All of the above are easy traps to fall into, and of course don’t feel bad if you do fall into them! Speaking to a therapist can help you to find strategies that do work for you. But we do have one more thing to think about when it comes to anxiety: how we can look at it in a less negative way, as something to be “solved,” and live with it in a different way.
“Discomfort is the price of admission to a meaningful life”
The above quote from psychologist Susan David refers to what some experts say is the final thing we’re getting wrong about anxiety: that it’s actually completely negative. Wait, what? Like we bluntly stated earlier: anxiety sucks, right? Sure, but life is messy and uncomfortable, and banishing all of that from our minds might be more like numbing ourselves than living life fully as ourselves.
In fact, professor Tracy Dennis-Tiwary, who has written a book on the positive side of anxiety, believes “That anxiety can be an ally. But like any ally, you need to negotiate. And that’s the messy work of being human.”. Her theory is that, if we try to hurry up and put those anxious feelings aside and make it all go away, we’re actually missing out on something.
Says Dennis-Tiwary, “We’ve lost the acceptance that mental health does not equal the absence of emotional suffering or discomfort, that actually mental health is the engagement with emotional suffering and working through rather than around.” And “The emotion of anxiety is not broken; it’s how we cope with anxiety that’s broken.”
According to her, what we’re missing is that anxiety tells us about the things we care about, and about our goals for the future. And experts point out that feeling anxious actually releases dopamine. Which motivates us to pursue rewards and take action to reach those goals. Not only that, but anxiety “doesn’t just trigger fight-or-flight, it also increases oxytocin, the social bonding hormone. What you find is that especially with moderate levels of anxiety—not necessarily full-blown panic—you actually increase levels of oxytocin, which primes us to seek out social connection and support.”
And anxiety, in Dennis-Tiwary’s eyes, not only has actual physical benefits. But it’s also a way to exercise your emotions, like you might work a muscle or strengthen your immune system. As she says, “if you don’t work [your muscles] and strain them, they atrophy. Our emotions are the same way, too. There’s great evidence to believe that it’s only in engaging with these difficult feelings – learning the skills and coping and sometimes falling down and then knowing you can pick yourself back up again – that actually allows you to build the skills that then help you be resilient against all the curveballs that the world is going to throw your way.”

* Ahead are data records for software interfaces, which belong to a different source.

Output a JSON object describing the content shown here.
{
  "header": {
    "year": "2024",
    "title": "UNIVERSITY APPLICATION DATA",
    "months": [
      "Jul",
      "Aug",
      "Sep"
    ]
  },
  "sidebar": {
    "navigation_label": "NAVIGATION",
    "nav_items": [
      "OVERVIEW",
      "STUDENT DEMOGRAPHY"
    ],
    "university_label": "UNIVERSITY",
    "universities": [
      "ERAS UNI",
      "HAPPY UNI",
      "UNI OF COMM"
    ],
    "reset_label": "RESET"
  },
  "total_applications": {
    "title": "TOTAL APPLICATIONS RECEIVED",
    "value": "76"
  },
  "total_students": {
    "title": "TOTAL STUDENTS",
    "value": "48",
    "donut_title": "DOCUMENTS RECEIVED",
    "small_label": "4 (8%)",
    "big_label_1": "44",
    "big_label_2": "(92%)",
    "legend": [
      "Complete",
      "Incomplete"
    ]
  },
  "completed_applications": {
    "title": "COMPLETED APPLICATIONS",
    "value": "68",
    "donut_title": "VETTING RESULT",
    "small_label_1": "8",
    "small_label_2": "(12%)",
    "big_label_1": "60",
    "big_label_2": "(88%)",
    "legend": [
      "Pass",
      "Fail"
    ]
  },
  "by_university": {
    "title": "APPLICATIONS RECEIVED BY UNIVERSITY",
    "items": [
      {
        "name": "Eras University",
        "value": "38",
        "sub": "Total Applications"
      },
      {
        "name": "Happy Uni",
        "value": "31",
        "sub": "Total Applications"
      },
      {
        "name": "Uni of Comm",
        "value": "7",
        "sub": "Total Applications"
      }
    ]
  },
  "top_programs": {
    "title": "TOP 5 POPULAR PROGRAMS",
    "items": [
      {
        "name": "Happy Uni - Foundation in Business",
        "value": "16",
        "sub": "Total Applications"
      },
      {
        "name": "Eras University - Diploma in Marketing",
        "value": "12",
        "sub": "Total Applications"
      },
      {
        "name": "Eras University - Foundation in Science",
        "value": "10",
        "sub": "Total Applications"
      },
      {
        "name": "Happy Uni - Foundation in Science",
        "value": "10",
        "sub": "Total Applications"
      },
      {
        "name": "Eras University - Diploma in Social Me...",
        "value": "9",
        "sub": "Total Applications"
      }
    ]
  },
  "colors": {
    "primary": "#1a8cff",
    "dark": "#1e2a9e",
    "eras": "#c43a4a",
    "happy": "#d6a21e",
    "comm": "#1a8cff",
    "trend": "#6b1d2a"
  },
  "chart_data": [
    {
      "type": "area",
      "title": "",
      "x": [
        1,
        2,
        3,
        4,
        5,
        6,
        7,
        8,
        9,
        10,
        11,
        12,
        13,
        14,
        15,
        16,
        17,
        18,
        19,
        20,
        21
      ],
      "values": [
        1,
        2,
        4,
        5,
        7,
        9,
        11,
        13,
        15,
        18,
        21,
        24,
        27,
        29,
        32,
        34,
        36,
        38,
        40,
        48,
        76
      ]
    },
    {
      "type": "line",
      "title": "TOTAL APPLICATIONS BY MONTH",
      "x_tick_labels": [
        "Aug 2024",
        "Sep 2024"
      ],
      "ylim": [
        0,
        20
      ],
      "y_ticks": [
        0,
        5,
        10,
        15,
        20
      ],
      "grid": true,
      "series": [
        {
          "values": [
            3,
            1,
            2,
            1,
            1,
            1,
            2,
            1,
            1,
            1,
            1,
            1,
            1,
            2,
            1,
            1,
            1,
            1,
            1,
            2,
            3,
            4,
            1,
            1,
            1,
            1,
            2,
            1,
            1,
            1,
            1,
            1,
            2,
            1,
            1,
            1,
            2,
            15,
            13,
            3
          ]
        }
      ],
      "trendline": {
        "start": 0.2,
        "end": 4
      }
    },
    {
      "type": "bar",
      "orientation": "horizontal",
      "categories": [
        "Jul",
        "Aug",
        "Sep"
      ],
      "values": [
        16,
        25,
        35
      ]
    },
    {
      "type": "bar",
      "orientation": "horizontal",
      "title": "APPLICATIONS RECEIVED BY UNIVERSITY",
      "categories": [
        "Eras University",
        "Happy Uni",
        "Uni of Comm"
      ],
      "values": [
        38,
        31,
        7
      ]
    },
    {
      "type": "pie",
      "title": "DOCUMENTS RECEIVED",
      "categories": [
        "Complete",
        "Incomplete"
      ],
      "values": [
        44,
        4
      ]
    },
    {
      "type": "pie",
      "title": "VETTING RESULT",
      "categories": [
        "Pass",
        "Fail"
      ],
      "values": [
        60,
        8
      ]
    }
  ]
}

Hmm, that’s a lot to think about. Anxiety as a positive part of life? As Dennis-Tiwary acknowledges, “Anxiety feels bad”. But it might be easier to accept that it’s an important part of ourselves if we experience it as part of our full range of human emotion that we can’t simply wish away. But what do you think? Is life meant to be uncomfortable sometimes? Can anxiety be a motivating force that can help motivate you to improve your future? Or is it something to be “dealt with” as quickly and efficiently as possible?
Whatever your thoughts on anxiety, whether you think it’s an important part of you, something you want to work on banishing for good, or a force for your future. It’s important to find strategies that help make your present happy and fulfilling. The best way to do that is to find support and connection with others. If that includes therapy, go for it. Let us know your thoughts!
Co-written by Joanna Bowling